→ **Work request**
Say nothing but the number of lines below in which the string "members" appears.

→ **The records**
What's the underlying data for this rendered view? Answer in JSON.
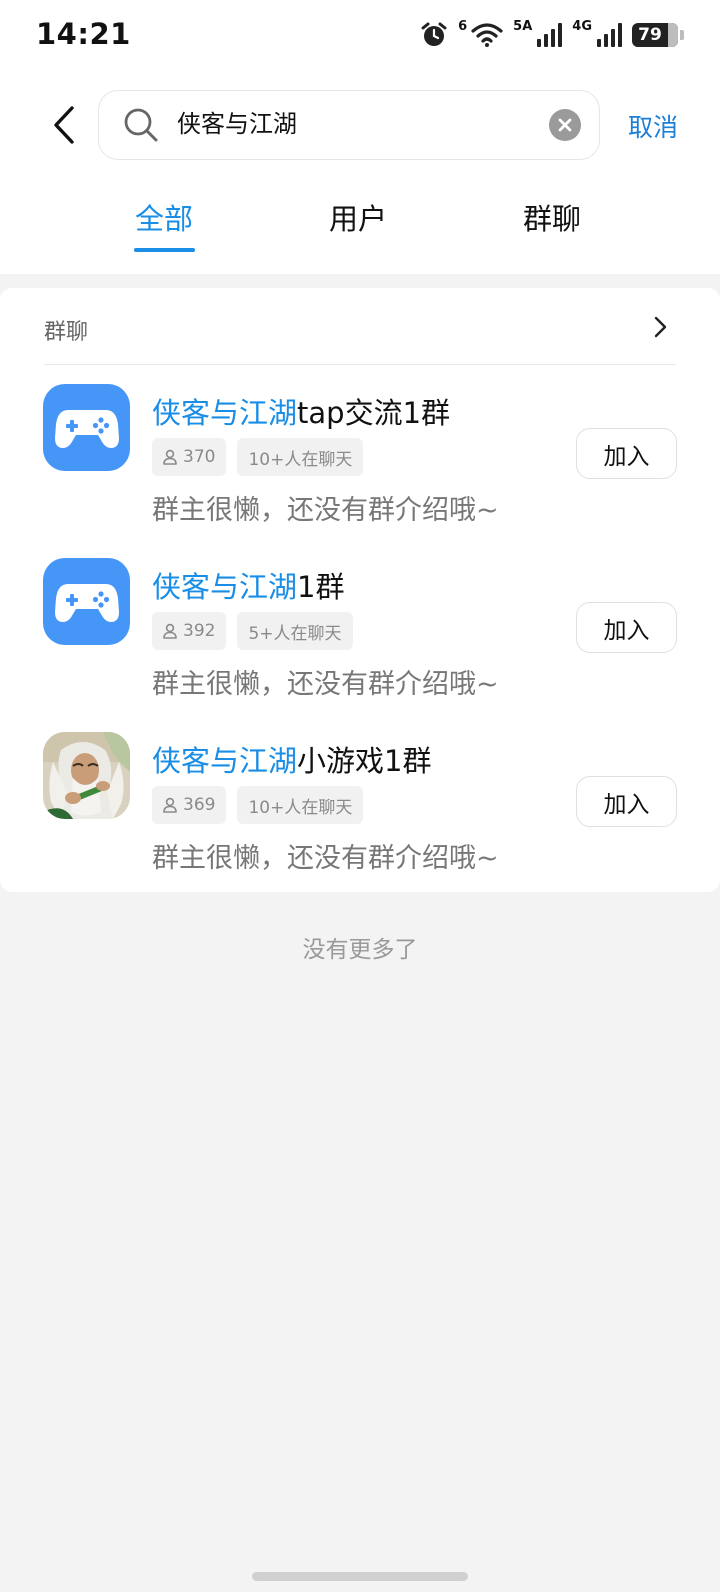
{
  "status_bar": {
    "time": "14:21",
    "wifi_label": "6",
    "signal1_label": "5A",
    "signal2_label": "4G",
    "battery": "79",
    "icons": [
      "alarm-icon",
      "wifi-icon",
      "signal-icon",
      "signal-icon",
      "battery-icon"
    ]
  },
  "header": {
    "search_value": "侠客与江湖",
    "cancel_label": "取消"
  },
  "tabs": [
    {
      "label": "全部",
      "active": true
    },
    {
      "label": "用户",
      "active": false
    },
    {
      "label": "群聊",
      "active": false
    }
  ],
  "section": {
    "title": "群聊"
  },
  "groups": [
    {
      "name_highlight": "侠客与江湖",
      "name_rest": "tap交流1群",
      "members": "370",
      "chatting": "10+人在聊天",
      "description": "群主很懒，还没有群介绍哦~",
      "join_label": "加入",
      "avatar": "gamepad-icon"
    },
    {
      "name_highlight": "侠客与江湖",
      "name_rest": "1群",
      "members": "392",
      "chatting": "5+人在聊天",
      "description": "群主很懒，还没有群介绍哦~",
      "join_label": "加入",
      "avatar": "gamepad-icon"
    },
    {
      "name_highlight": "侠客与江湖",
      "name_rest": "小游戏1群",
      "members": "369",
      "chatting": "10+人在聊天",
      "description": "群主很懒，还没有群介绍哦~",
      "join_label": "加入",
      "avatar": "character-illustration"
    }
  ],
  "footer": {
    "no_more": "没有更多了"
  },
  "colors": {
    "accent": "#1a8ee6",
    "cancel": "#1e7fd8",
    "avatar_blue": "#4596f7"
  }
}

→ **Your solution**
3